On Jun. 10, the Singapore's Court of Appeal acquitted a doctor who was found guilty in 2019 of sexually assaulting a patient in his Bedok clinic.
Wee Teong Boo, 69, had originally been sentenced to 10 years' jail in February 2019, after being accused of rape, according to CNA.
At the time, Wee had been acquitted of the rape charge but was found guilty of the lesser charges of sexual assault by digital penetration and outrage of modesty.
"Soft like a noodle"
The original trial saw Wee accused by a 23-year-old patient of raping her when she visited his clinic during a late-consultation on Dec. 30, 2015.
Now 27, the woman also accused Wee of molesting her on Nov. 25, 2015.
The case made headlines after Wee's wife took the stand to testify that the doctor suffered from erectile dysfunction at the time of the alleged offence, saying that during sex with her, he was "soft like a noodle".
Both the defence and the prosecution appealed the February 2019 verdict, reported CNA.
The prosecution sought a conviction of the rape charge, an affirmation of the outrage of modesty charge, and to increase Wee's sentence if the sexual assault was upheld.
On the other hand, the defence asked for Wee's convictions to be overturned and for the acquittal of the rape charge to be affirmed.
Chief Justice Sundaresh Menon, and Judges of Appeal Steven Chong and Belinda Ang dismissed the prosecution's appeal and overturned Wee's sexual assault and outrage of modesty convictions.
Affirming the acquittal of the rape charge
In their written judgement, the judges affirmed the original acquittal of the rape charge writing that they found it "implausible" that Wee could have penetrated the woman as she described.
They also wrote that medical evidence showed Wee suffered from erectile dysfunction at the time he was alleged to have offended.
Furthermore, the judges agreed with the original ruling that it was doubtful Wee would have attempted the rape, "given that at the material time, the clinic assistants and some other patients were waiting in the clinic".
They also noted that the examination room which Wee was alleged to have raped the woman had a sliding door which could not be locked and that the woman could have screamed for help.
The judges said that to find that Wee had indeed committed the offence, "he must have believed that he could get away with it because (the woman) would not even know that she was being raped and would remain completely silent throughout the ordeal".
However, they found that this was "an improbable scenario to begin with", and stated that the prosecution did not put this scenario to Wee nor did they explore this line of inquiry during the original trial.
Overturning the outrage of modesty conviction
Regarding the outrage of modesty charge that led to a conviction, the judges wrote that they were "troubled by two particular inconsistencies in (the woman's) account".
The patient testified that she initially thought Wee's alleged actions during the Nov. 25 incident where part of a medical examination.
She alleged that Wee had stroked her private parts for a very long time during this consultation.
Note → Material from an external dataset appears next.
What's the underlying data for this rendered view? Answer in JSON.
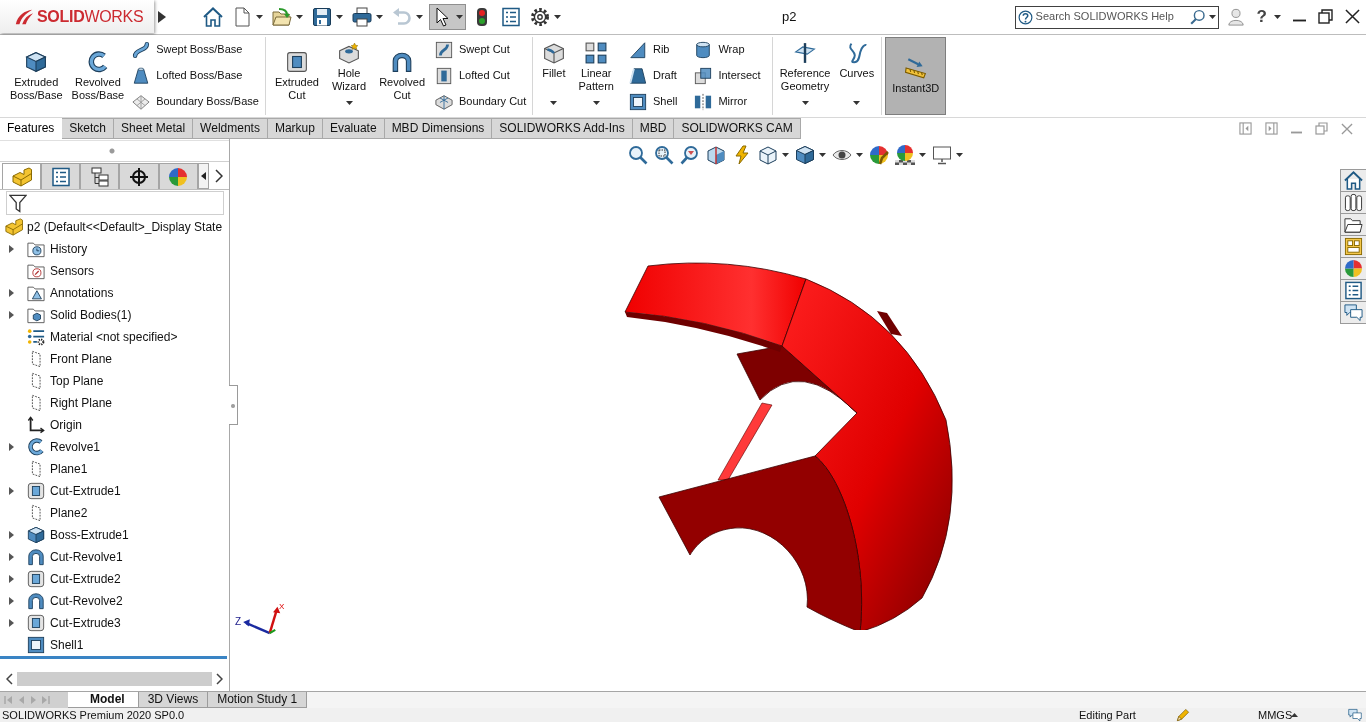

However, the judges found it "incredible" that the woman would have thought that this was part of a medical examination.
"Second, we are troubled by the significant delay of 36 days between the alleged event and it being reported," wrote the judges, adding that they did not find the woman's explanations for the delay "persuasive or credible".
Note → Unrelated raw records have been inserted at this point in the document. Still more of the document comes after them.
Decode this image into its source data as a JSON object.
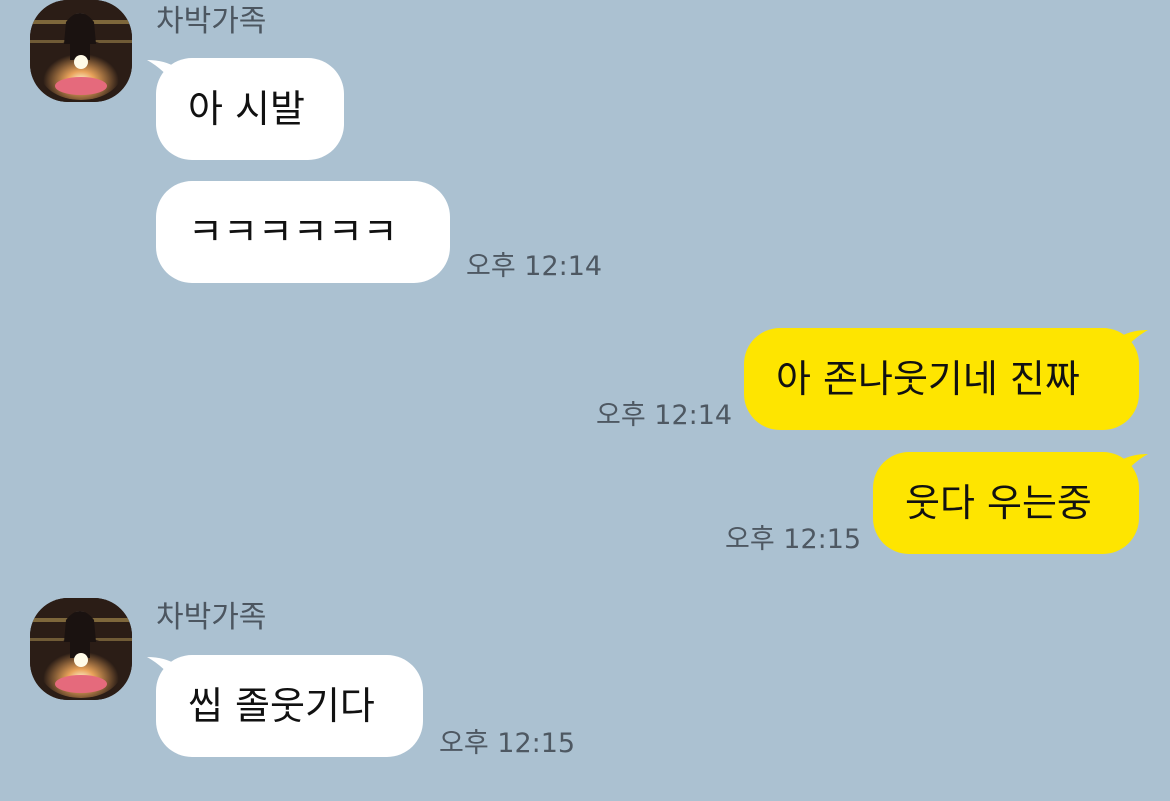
{
  "colors": {
    "background": "#abc1d1",
    "incoming_bubble": "#ffffff",
    "outgoing_bubble": "#fee500"
  },
  "groups": [
    {
      "sender": "차박가족",
      "avatar": "profile-photo-birthday-cake",
      "messages": [
        "아 시발",
        "ㅋㅋㅋㅋㅋㅋ"
      ],
      "time": "오후 12:14"
    },
    {
      "sender": "me",
      "messages": [
        "아 존나웃기네 진짜"
      ],
      "time": "오후 12:14"
    },
    {
      "sender": "me",
      "messages": [
        "웃다 우는중"
      ],
      "time": "오후 12:15"
    },
    {
      "sender": "차박가족",
      "avatar": "profile-photo-birthday-cake",
      "messages": [
        "씹 졸웃기다"
      ],
      "time": "오후 12:15"
    }
  ]
}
The patient had explained the delay by saying that her doubts about Wee's Nov. 25 examination were eased after a subsequent examination by a different doctor at a polyclinic found a lump that apparently corroborated the results of Wee's examination.
However, the polyclinics record showed that the woman had not visited the doctor to check on the lump.
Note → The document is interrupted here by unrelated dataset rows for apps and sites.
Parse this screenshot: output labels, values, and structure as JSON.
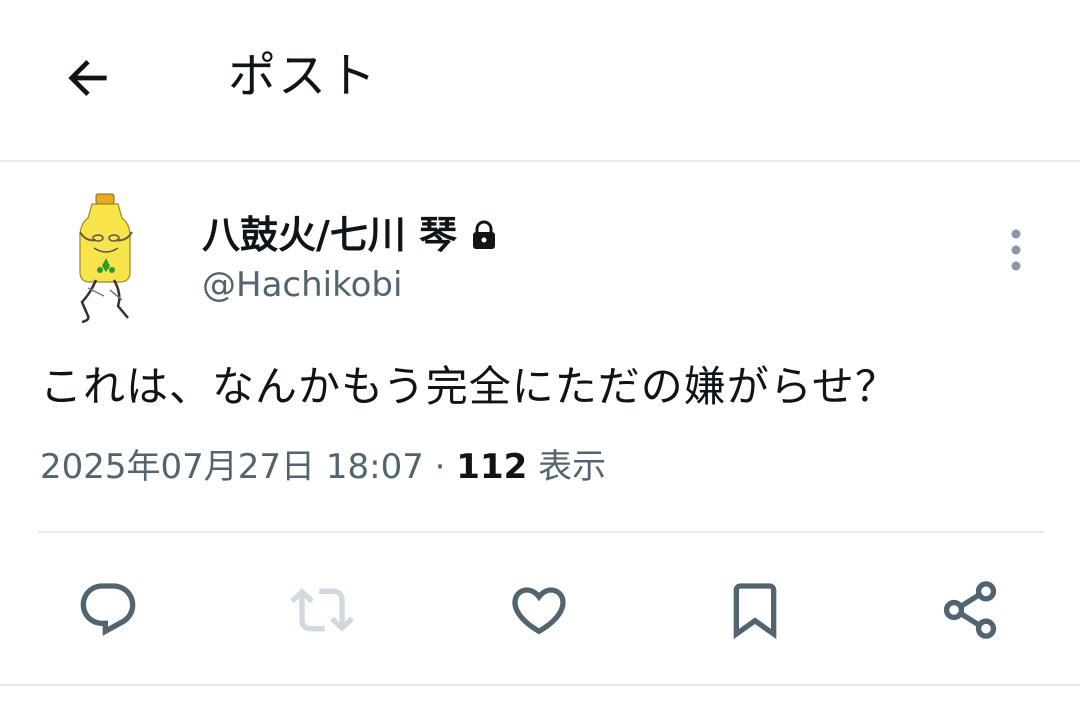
{
  "header": {
    "title": "ポスト"
  },
  "author": {
    "display_name": "八鼓火/七川 琴",
    "handle": "@Hachikobi",
    "protected": true
  },
  "post": {
    "text": "これは、なんかもう完全にただの嫌がらせ？",
    "timestamp": "2025年07月27日 18:07",
    "separator": "·",
    "views_count": "112",
    "views_label": "表示"
  },
  "actions": [
    "reply-icon",
    "repost-icon",
    "like-icon",
    "bookmark-icon",
    "share-icon"
  ],
  "colors": {
    "text_primary": "#0f1419",
    "text_secondary": "#536471",
    "divider": "#e7e9ea",
    "disabled_icon": "#cfd9de"
  }
}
As a result, the Court of Appeal overturned Wee's outrage of modesty conviction.
Overturning the sexual assault by digital penetration conviction
The three judges also overturned Wee's sexual assault by digital penetration conviction.
They explained: "In short, the Digital Penetration Offence rested on a version of the facts that was fundamentally incompatible with the case mounted by the Prosecution and with the evidence of the complainant."
They wrote that they found Wee's conviction to be "highly prejudicial" for a number of reasons.
"First and most fundamentally, according to (the woman) and the case ran by the prosecution, digital penetration did not take place."
Commenting on Wee's acquittal, defence lawyers Eugene Thuraisingam, Chooi Jing Yen, Johannes Hadi, and Syazana Yahya were quoted by CNA as saying "we are happy that the hard work put into the case has paid off with an innocent man being acquitted by the court".
The full 72-page judgement can be read here.
Top image by Matthias Ang